- Azure portal
- Exchange admin center
- Microsoft 365 admin center
- Microsoft 365 Defender portal
- Microsoft Entra admin center
- Microsoft Intune admin center
- Microsoft Purview compliance portal
Microsoft will incorporate additional portals into this list over time. The advantage of this approach lies in its limited impact on backend resources and services, such as Microsoft Graph or Azure Resource Manager APIs. This ensures that only the portal itself is subject to MFA enforcement, leaving operations reliant on APIs or PowerShell unaffected.
Once administrators are prepared, they can transition to the first option mentioned, implementing MFA for all privileged roles. In this blog post, we will explore the process of enforcing MFA for admin portals using conditional access policies.
To configure the policy,
- Log in to Entra Admin Center https://entra.microsoft.com/ as at least a Conditional Access Administrator.
- Go to Protection | Conditional Access
- Then click on Policies | + New policy
- In the new policy window, type Name for the policy and click on Users
- In this policy, we are going to target all users. So make sure to select All users option.
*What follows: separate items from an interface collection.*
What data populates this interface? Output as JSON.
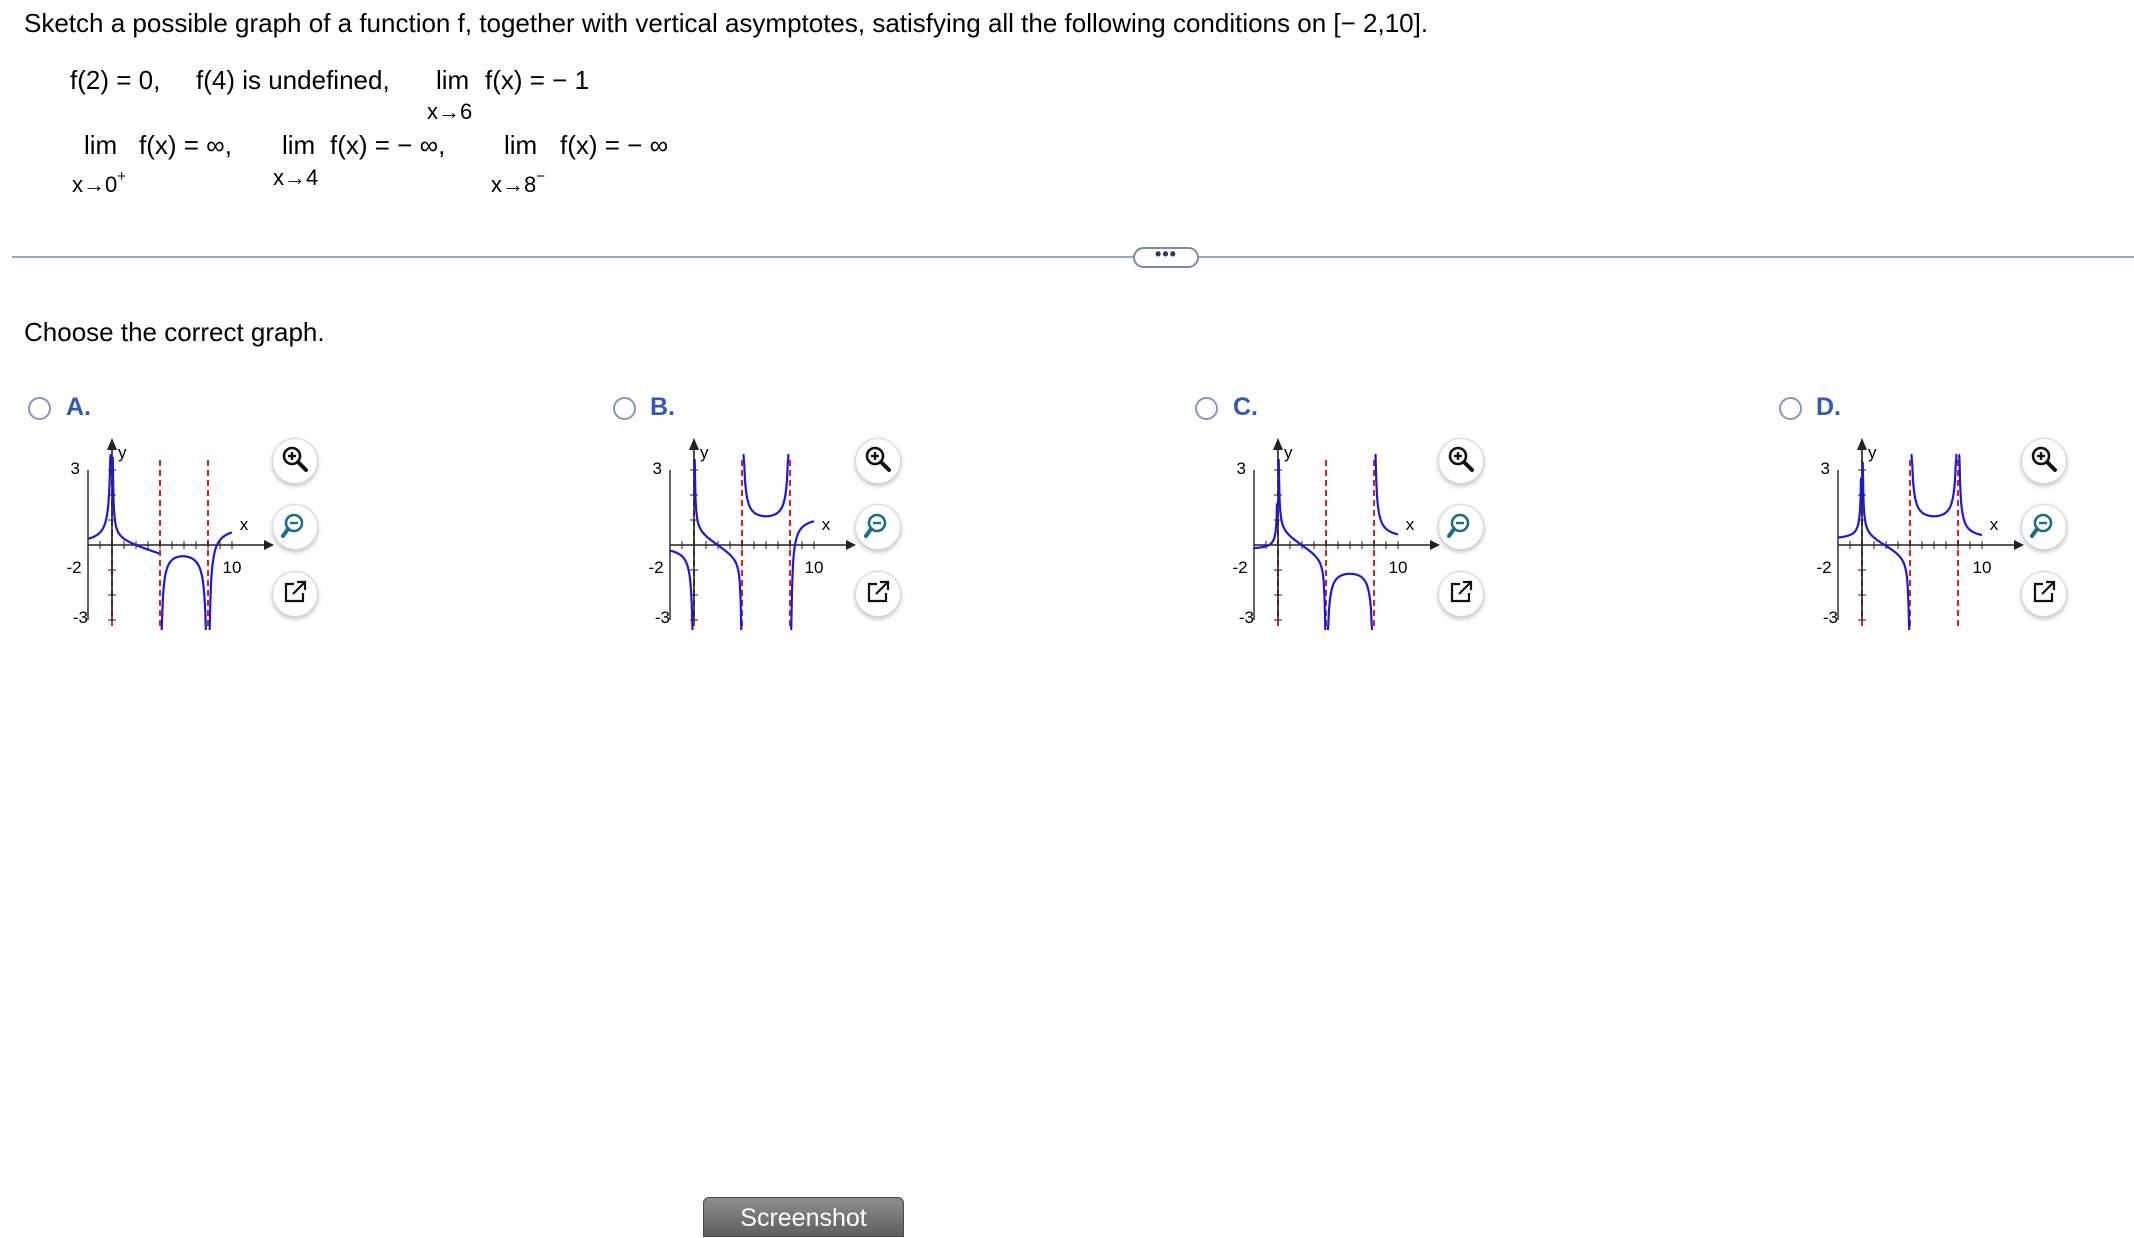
{
  "question": {
    "prompt": "Sketch a possible graph of a function f, together with vertical asymptotes, satisfying all the following conditions on [− 2,10].",
    "cond1": "f(2) = 0,",
    "cond2": "f(4) is undefined,",
    "cond3_lim": "lim",
    "cond3_expr": "f(x) = − 1",
    "cond3_sub": "x→6",
    "cond4_lim": "lim",
    "cond4_expr": "f(x) = ∞,",
    "cond4_sub": "x→0",
    "cond4_sup": "+",
    "cond5_lim": "lim",
    "cond5_expr": "f(x) = − ∞,",
    "cond5_sub": "x→4",
    "cond6_lim": "lim",
    "cond6_expr": "f(x) = − ∞",
    "cond6_sub": "x→8",
    "cond6_sup": "−"
  },
  "more_button": "•••",
  "instruction": "Choose the correct graph.",
  "options": [
    {
      "letter": "A.",
      "tick_y_top": "3",
      "tick_x_left": "-2",
      "tick_y_bottom": "-3",
      "tick_x_right": "10",
      "x_axis_label": "x",
      "y_axis_label": "y"
    },
    {
      "letter": "B.",
      "tick_y_top": "3",
      "tick_x_left": "-2",
      "tick_y_bottom": "-3",
      "tick_x_right": "10",
      "x_axis_label": "x",
      "y_axis_label": "y"
    },
    {
      "letter": "C.",
      "tick_y_top": "3",
      "tick_x_left": "-2",
      "tick_y_bottom": "-3",
      "tick_x_right": "10",
      "x_axis_label": "x",
      "y_axis_label": "y"
    },
    {
      "letter": "D.",
      "tick_y_top": "3",
      "tick_x_left": "-2",
      "tick_y_bottom": "-3",
      "tick_x_right": "10",
      "x_axis_label": "x",
      "y_axis_label": "y"
    }
  ],
  "icons": {
    "zoom_in": "zoom-in-icon",
    "zoom_out": "zoom-out-icon",
    "popout": "popout-icon"
  },
  "colors": {
    "curve": "#1a1ad6",
    "asymptote": "#e02020",
    "option_label": "#3457b2"
  },
  "screenshot_button": "Screenshot"
}
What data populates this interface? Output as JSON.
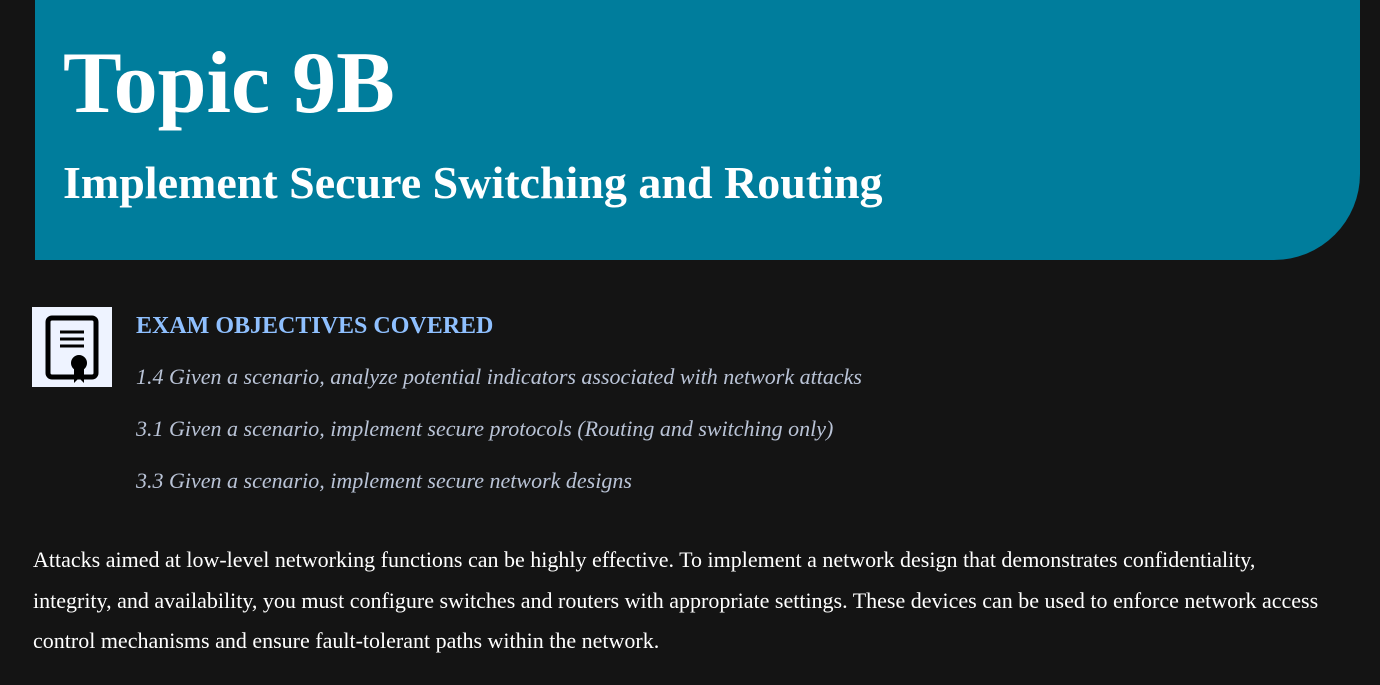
{
  "header": {
    "title": "Topic 9B",
    "subtitle": "Implement Secure Switching and Routing",
    "background_color": "#007d9c"
  },
  "objectives": {
    "icon": "certificate-icon",
    "heading": "EXAM OBJECTIVES COVERED",
    "heading_color": "#8fc0ff",
    "items": [
      "1.4 Given a scenario, analyze potential indicators associated with network attacks",
      "3.1 Given a scenario, implement secure protocols (Routing and switching only)",
      "3.3 Given a scenario, implement secure network designs"
    ]
  },
  "intro": {
    "text": "Attacks aimed at low-level networking functions can be highly effective. To implement a network design that demonstrates confidentiality, integrity, and availability, you must configure switches and routers with appropriate settings. These devices can be used to enforce network access control mechanisms and ensure fault-tolerant paths within the network."
  }
}
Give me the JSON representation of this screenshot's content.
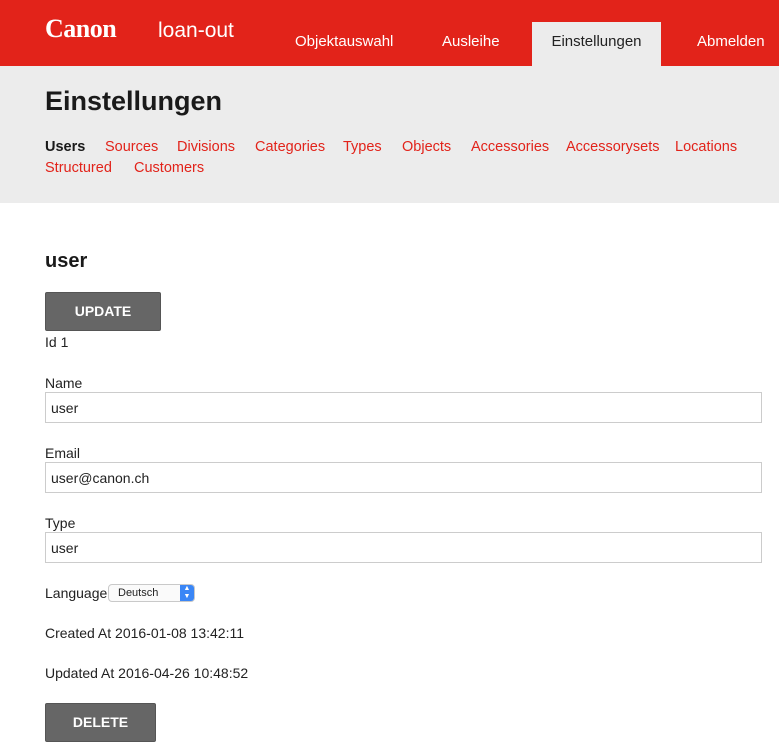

- Then under the Target resources, click on Selected apps | Select, and then from the list select Microsoft Admin Portals.
- The next step of the configuration is to define access control settings. To do that click on Access Control | Grant and then select Required authentication strength. So in there, we have three options to choose from.
- MFA strength
- Passwordless MFA strength
- Phishing-resistant MFA strength
The recommendation is to use Phishing-resistant MFA strength as it provides maximum protection. But that required the use of FIDO2 security key / Windows Hello. To learn more about these options please visit https://learn.microsoft.com/en-us/azure/active-directory/authentication/concept-authentication-strengths#built-in-authentication-strengths
For this demo, I am going to use MFA strength and it is similar to using the Require multifactor authentication setting as it uses the same set of combinations.
- Then select On under Enable policy setting and click on Create to finish the policy setup.
This completes the policy setup and let’s do some testing to confirm.
For testing, I am trying to log in to the entra admin center as Global Admin. As expected it prompted me to MFA.
Also under the Sign-in logs, I can see the new policy has been applied.
As we can see now MFA is enforced for admin portal logins. This marks the end of this blog post and if you have any questions, feel free to reach me at email@example.com